DESCRIPTION OF THE TASK:
The data below should be restated word for word, with every picture omitted.

THE DATA:

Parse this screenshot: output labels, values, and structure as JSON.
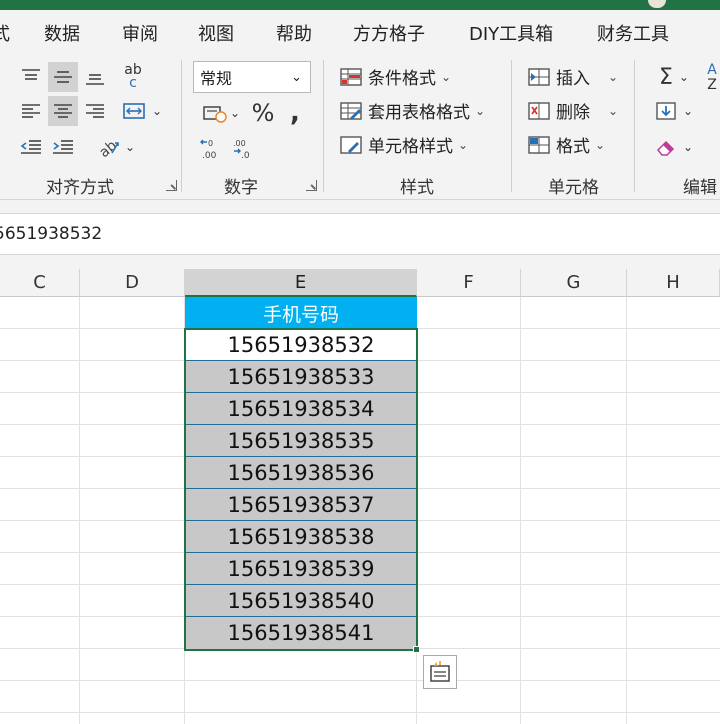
{
  "tabs": [
    "式",
    "数据",
    "审阅",
    "视图",
    "帮助",
    "方方格子",
    "DIY工具箱",
    "财务工具"
  ],
  "ribbon": {
    "alignment": {
      "label": "对齐方式",
      "wrap_glyph": "ab",
      "wrap_glyph2": "c"
    },
    "number": {
      "label": "数字",
      "format_value": "常规",
      "percent": "%",
      "comma": ","
    },
    "styles": {
      "label": "样式",
      "conditional": "条件格式",
      "table": "套用表格格式",
      "cell_style": "单元格样式"
    },
    "cells": {
      "label": "单元格",
      "insert": "插入",
      "delete": "删除",
      "format": "格式"
    },
    "editing": {
      "label": "编辑",
      "sum": "Σ",
      "sort_glyph": "A",
      "sort_glyph2": "Z"
    }
  },
  "formula_bar": {
    "value": "5651938532"
  },
  "columns": [
    "C",
    "D",
    "E",
    "F",
    "G",
    "H"
  ],
  "table": {
    "header": "手机号码",
    "values": [
      "15651938532",
      "15651938533",
      "15651938534",
      "15651938535",
      "15651938536",
      "15651938537",
      "15651938538",
      "15651938539",
      "15651938540",
      "15651938541"
    ]
  },
  "colors": {
    "accent": "#217346",
    "header_fill": "#00b0f0",
    "selection_fill": "#c8c8c8",
    "cell_divider": "#1f6f9c"
  }
}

YOUR RESPONSE:
Parse this screenshot: output labels, values, and structure as JSON.
{
  "tabs": [
    "式",
    "数据",
    "审阅",
    "视图",
    "帮助",
    "方方格子",
    "DIY工具箱",
    "财务工具"
  ],
  "ribbon": {
    "alignment": {
      "label": "对齐方式",
      "wrap_glyph": "ab",
      "wrap_glyph2": "c"
    },
    "number": {
      "label": "数字",
      "format_value": "常规",
      "percent": "%",
      "comma": ","
    },
    "styles": {
      "label": "样式",
      "conditional": "条件格式",
      "table": "套用表格格式",
      "cell_style": "单元格样式"
    },
    "cells": {
      "label": "单元格",
      "insert": "插入",
      "delete": "删除",
      "format": "格式"
    },
    "editing": {
      "label": "编辑",
      "sum": "Σ",
      "sort_glyph": "A",
      "sort_glyph2": "Z"
    }
  },
  "formula_bar": {
    "value": "5651938532"
  },
  "columns": [
    "C",
    "D",
    "E",
    "F",
    "G",
    "H"
  ],
  "table": {
    "header": "手机号码",
    "values": [
      "15651938532",
      "15651938533",
      "15651938534",
      "15651938535",
      "15651938536",
      "15651938537",
      "15651938538",
      "15651938539",
      "15651938540",
      "15651938541"
    ]
  },
  "colors": {
    "accent": "#217346",
    "header_fill": "#00b0f0",
    "selection_fill": "#c8c8c8",
    "cell_divider": "#1f6f9c"
  }
}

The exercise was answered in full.